What is involved here are facts...[.] It is quite obvious that this [Zionism] is a colonial process…[.] There was a settlement of colonists [, a] major part of the native population was displaced, [and] the settling of the colonists and the setting up of the state brought to the rest a fate over which they had no control.
As academics, educators, and students of history, I believe it is our job to remind all, at every turn, of the scholarly evidence and analysis that has been available on Zionism for the last seventy years or so. Like other controversial characterizations, this one was not always obvious or mainstream.

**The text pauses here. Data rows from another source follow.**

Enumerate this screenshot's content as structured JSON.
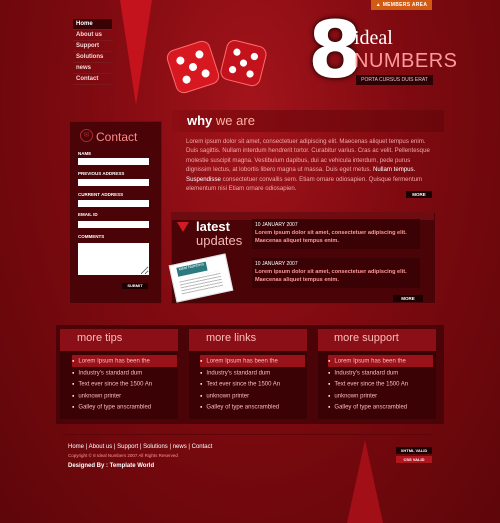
{
  "nav": {
    "items": [
      {
        "label": "Home",
        "active": true
      },
      {
        "label": "About us"
      },
      {
        "label": "Support"
      },
      {
        "label": "Solutions"
      },
      {
        "label": "news"
      },
      {
        "label": "Contact"
      }
    ]
  },
  "header": {
    "members_label": "MEMBERS AREA",
    "logo_digit": "8",
    "logo_word1": "ideal",
    "logo_word2": "NUMBERS",
    "tagline": "PORTA CURSUS DUIS ERAT"
  },
  "why": {
    "title_bold": "why",
    "title_rest": "we are",
    "text_main": "Lorem ipsum dolor sit amet, consectetuer adipiscing elit. Maecenas aliquet tempus enim. Duis sagittis. Nullam interdum hendrerit tortor. Curabitur varius. Cras ac velit. Pellentesque molestie suscipit magna. Vestibulum dapibus, dui ac vehicula interdum, pede purus dignissim lectus, at lobortis libero magna ut massa. Duis eget metus.",
    "text_highlight": "Nullam tempus. Suspendisse",
    "text_tail": "consectetuer convallis sem. Etiam ornare odiosapien. Quisque fermentum elementum nisi Etiam ornare odiosapien.",
    "more_label": "MORE"
  },
  "contact": {
    "title": "Contact",
    "fields": [
      "NAME",
      "PREVIOUS ADDRESS",
      "CURRENT ADDRESS",
      "EMAIL ID",
      "COMMENTS"
    ],
    "submit_label": "SUBMIT"
  },
  "latest": {
    "title1": "latest",
    "title2": "updates",
    "newspaper_label": "ideal Numbers",
    "items": [
      {
        "date": "10 JANUARY 2007",
        "body": "Lorem ipsum dolor sit amet, consectetuer adipiscing elit. Maecenas aliquet tempus enim."
      },
      {
        "date": "10 JANUARY 2007",
        "body": "Lorem ipsum dolor sit amet, consectetuer adipiscing elit. Maecenas aliquet tempus enim."
      }
    ],
    "more_label": "MORE"
  },
  "columns": [
    {
      "title_first": "more",
      "title_rest": "tips",
      "items": [
        "Lorem Ipsum has been the",
        "Industry's standard dum",
        "Text ever since the 1500 An",
        "unknown printer",
        "Galley of type anscrambled"
      ]
    },
    {
      "title_first": "more",
      "title_rest": "links",
      "items": [
        "Lorem Ipsum has been the",
        "Industry's standard dum",
        "Text ever since the 1500 An",
        "unknown printer",
        "Galley of type anscrambled"
      ]
    },
    {
      "title_first": "more",
      "title_rest": "support",
      "items": [
        "Lorem Ipsum has been the",
        "Industry's standard dum",
        "Text ever since the 1500 An",
        "unknown printer",
        "Galley of type anscrambled"
      ]
    }
  ],
  "footer": {
    "links": [
      "Home",
      "About us",
      "Support",
      "Solutions",
      "news",
      "Contact"
    ],
    "copyright": "Copyright © 8 Ideal Numbers 2007 All Rights Reserved",
    "designed_by": "Designed By : Template World",
    "badge1": "XHTML VALID",
    "badge2": "CSS VALID"
  }
}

It has been brought to life, first and foremost, by those who experience, expose, and critique Israel, past and present.
***I thank the editorial board of Jadaliyya for reviewing an earlier version of this article and providing thoughtful feedback.
 Zackary Lockman, Comrades and Enemies: Arab and Jewish Workers in Palestine, 1907-1948 (Berkley, CA: University of California Press, 1996), 29 and Rashid Khalidi, The Hundred Years’ War on Palestine: A History of Settler Colonialism and Resistance, 1917-2017 (New York: Metropolitan Books, 2020).
 Abram Leon, La Conception Matérialiste de la Question Juive (Paris: Editions Pioneers, 1946).
 There were, of course, early twentieth-century Jewish (Israel Zangwill) and Palestinian intellectuals (Isa al-Isa) that criticized Zionism. However, to this author’s knowledge, Leon was the first to do so as an outgrowth of theory and historical analysis. For earlier critiques, see Hani Faris, “Israel Zangwill’s Challenge to Zionism,” Journal of Palestine Studies 4, 3 (1975): 74-90 and Khalidi, The Hundred Years’ War on Palestine, 26-31.
 For information on Leon’s background, including his beginnings in Hashomer Hatzair, a labor Zionist organization, see Abram Leon, The Jewish Question: A Marxist Interpretation (New York: Pathfinder Press, Inc, 1970), 14-31.
 Ibid., 75.
 Ibid., 263 and 265.
 Ibid., 264.
 Ibid., 270.
 Stephen H. Norwood, Antisemitism and the American Far Left (Cambridge, UK: Cambridge University Press, 2013), 200. To be sure, Leon was reductive (Jews as merchants, only), but to claim this amounts to anti-Semitism is also reductive, obscuring the point Leon attempts to make: capitalism is at the root of Jewish suffering.
 For information on Zurayk and the English translation of his work, see Constantine Zurayk, The Meaning of the Disaster, trans. Bayly Winder (Beirut: Khayat’s College Book Cooperative: 1956), vii-viii.
 Constantine Zurayk, Ma’na al-Nakba (Beirut: Dar al-‘Alum lil-Malayin, 1948), 9.
 Ibid., 8.
 Ibid., 89.
 I thank Yoav Di-Capua, and his book No Exit, which introduced me to Sayigh and Rodinson’s 1967 Israel: A Colonial-Settler State?. Di-Capua, No Exit: Arab Existentialism, Jean-Paul Sartre & Decolonization (Chicago, IL: University of Chicago Press, 2018).
 For a biographical sketch on Sayigh, see Ibid., 6-7.
 Fayez A. Sayigh, Zionist Colonialism in Palestine (Beirut: Research Center, Palestine Liberation Organization, 1965), 2.
 Ibid., 21
 Zurayk, Ma’na al-Nakba, 24.
 For more on Rodinson, see Israel: A Colonial-Settler State? (New York: Pathfinder Press, 1973), 7-8.
 Ibid, 84.
 Ibid., 101.
 Abram Leon, Al-Mafhum al-Madi lil-Masala al-Yahudiyya, trans. Imad Nuwayhid (Beirut: Dar al-Tali‘a lil-Taba‘a wa al-Nashr, 1969), 5-6.
 I thank Fadi A. Bardawil and his Revolution and Disenchantment for inspiring this line of argument. Bardawil, Arab Marxism and the Binds of Emancipation (Durham, NC: Duke University Press, 2020).
 Leon, Al-Mafhum al-Madi lil-Masala al-Yahudiyya, 6.
 Ibid., 9.
 Zurayk, Ma’na al-Nakba, 76.
 Rodinson, Israel, 101-2.